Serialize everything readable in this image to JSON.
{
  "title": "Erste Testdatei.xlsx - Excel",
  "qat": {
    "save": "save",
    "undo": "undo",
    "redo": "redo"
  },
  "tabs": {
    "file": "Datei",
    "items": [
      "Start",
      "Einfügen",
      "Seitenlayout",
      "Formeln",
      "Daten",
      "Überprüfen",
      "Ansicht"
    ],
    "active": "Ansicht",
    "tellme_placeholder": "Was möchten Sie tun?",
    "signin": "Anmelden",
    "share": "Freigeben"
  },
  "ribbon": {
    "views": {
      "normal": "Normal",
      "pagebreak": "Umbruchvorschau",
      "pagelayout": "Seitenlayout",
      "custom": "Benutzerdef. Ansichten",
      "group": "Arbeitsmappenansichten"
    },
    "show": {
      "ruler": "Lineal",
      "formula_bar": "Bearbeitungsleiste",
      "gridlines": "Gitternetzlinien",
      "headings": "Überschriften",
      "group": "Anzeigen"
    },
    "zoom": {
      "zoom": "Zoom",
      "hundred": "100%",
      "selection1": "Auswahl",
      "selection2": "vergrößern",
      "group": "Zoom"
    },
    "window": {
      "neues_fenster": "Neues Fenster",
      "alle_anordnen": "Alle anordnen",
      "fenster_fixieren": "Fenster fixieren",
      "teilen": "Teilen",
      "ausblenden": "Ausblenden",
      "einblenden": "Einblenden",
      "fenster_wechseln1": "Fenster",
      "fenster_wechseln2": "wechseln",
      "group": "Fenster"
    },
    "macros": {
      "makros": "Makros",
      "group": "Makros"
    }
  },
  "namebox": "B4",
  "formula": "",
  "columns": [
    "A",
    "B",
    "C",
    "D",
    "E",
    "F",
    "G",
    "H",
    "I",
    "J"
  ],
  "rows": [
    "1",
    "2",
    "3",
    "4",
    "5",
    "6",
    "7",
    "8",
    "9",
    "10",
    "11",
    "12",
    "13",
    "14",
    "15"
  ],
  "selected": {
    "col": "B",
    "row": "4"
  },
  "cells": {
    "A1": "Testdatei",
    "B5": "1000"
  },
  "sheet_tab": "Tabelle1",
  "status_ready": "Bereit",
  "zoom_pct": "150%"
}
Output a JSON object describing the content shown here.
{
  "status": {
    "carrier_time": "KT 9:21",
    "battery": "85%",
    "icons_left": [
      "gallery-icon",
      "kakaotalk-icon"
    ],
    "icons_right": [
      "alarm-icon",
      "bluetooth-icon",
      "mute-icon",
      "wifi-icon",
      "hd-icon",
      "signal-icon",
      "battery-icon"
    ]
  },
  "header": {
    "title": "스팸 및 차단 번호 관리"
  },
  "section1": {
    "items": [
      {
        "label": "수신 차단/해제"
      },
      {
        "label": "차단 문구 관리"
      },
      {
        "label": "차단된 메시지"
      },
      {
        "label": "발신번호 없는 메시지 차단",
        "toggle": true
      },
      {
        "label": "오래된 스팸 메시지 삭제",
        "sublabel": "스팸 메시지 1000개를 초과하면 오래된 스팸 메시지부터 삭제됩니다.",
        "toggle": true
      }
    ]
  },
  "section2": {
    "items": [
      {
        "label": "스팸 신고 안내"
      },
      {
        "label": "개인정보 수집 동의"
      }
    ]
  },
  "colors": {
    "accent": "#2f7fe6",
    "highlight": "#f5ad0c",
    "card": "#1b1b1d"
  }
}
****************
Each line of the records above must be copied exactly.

SOLVED PROBLEM:
Serialize everything readable in this image to JSON.
{
  "title": "Erste Testdatei.xlsx - Excel",
  "qat": {
    "save": "save",
    "undo": "undo",
    "redo": "redo"
  },
  "tabs": {
    "file": "Datei",
    "items": [
      "Start",
      "Einfügen",
      "Seitenlayout",
      "Formeln",
      "Daten",
      "Überprüfen",
      "Ansicht"
    ],
    "active": "Ansicht",
    "tellme_placeholder": "Was möchten Sie tun?",
    "signin": "Anmelden",
    "share": "Freigeben"
  },
  "ribbon": {
    "views": {
      "normal": "Normal",
      "pagebreak": "Umbruchvorschau",
      "pagelayout": "Seitenlayout",
      "custom": "Benutzerdef. Ansichten",
      "group": "Arbeitsmappenansichten"
    },
    "show": {
      "ruler": "Lineal",
      "formula_bar": "Bearbeitungsleiste",
      "gridlines": "Gitternetzlinien",
      "headings": "Überschriften",
      "group": "Anzeigen"
    },
    "zoom": {
      "zoom": "Zoom",
      "hundred": "100%",
      "selection1": "Auswahl",
      "selection2": "vergrößern",
      "group": "Zoom"
    },
    "window": {
      "neues_fenster": "Neues Fenster",
      "alle_anordnen": "Alle anordnen",
      "fenster_fixieren": "Fenster fixieren",
      "teilen": "Teilen",
      "ausblenden": "Ausblenden",
      "einblenden": "Einblenden",
      "fenster_wechseln1": "Fenster",
      "fenster_wechseln2": "wechseln",
      "group": "Fenster"
    },
    "macros": {
      "makros": "Makros",
      "group": "Makros"
    }
  },
  "namebox": "B4",
  "formula": "",
  "columns": [
    "A",
    "B",
    "C",
    "D",
    "E",
    "F",
    "G",
    "H",
    "I",
    "J"
  ],
  "rows": [
    "1",
    "2",
    "3",
    "4",
    "5",
    "6",
    "7",
    "8",
    "9",
    "10",
    "11",
    "12",
    "13",
    "14",
    "15"
  ],
  "selected": {
    "col": "B",
    "row": "4"
  },
  "cells": {
    "A1": "Testdatei",
    "B5": "1000"
  },
  "sheet_tab": "Tabelle1",
  "status_ready": "Bereit",
  "zoom_pct": "150%"
}
Output a JSON object describing the content shown here.
{
  "status": {
    "carrier_time": "KT 9:21",
    "battery": "85%",
    "icons_left": [
      "gallery-icon",
      "kakaotalk-icon"
    ],
    "icons_right": [
      "alarm-icon",
      "bluetooth-icon",
      "mute-icon",
      "wifi-icon",
      "hd-icon",
      "signal-icon",
      "battery-icon"
    ]
  },
  "header": {
    "title": "스팸 및 차단 번호 관리"
  },
  "section1": {
    "items": [
      {
        "label": "수신 차단/해제"
      },
      {
        "label": "차단 문구 관리"
      },
      {
        "label": "차단된 메시지"
      },
      {
        "label": "발신번호 없는 메시지 차단",
        "toggle": true
      },
      {
        "label": "오래된 스팸 메시지 삭제",
        "sublabel": "스팸 메시지 1000개를 초과하면 오래된 스팸 메시지부터 삭제됩니다.",
        "toggle": true
      }
    ]
  },
  "section2": {
    "items": [
      {
        "label": "스팸 신고 안내"
      },
      {
        "label": "개인정보 수집 동의"
      }
    ]
  },
  "colors": {
    "accent": "#2f7fe6",
    "highlight": "#f5ad0c",
    "card": "#1b1b1d"
  }
}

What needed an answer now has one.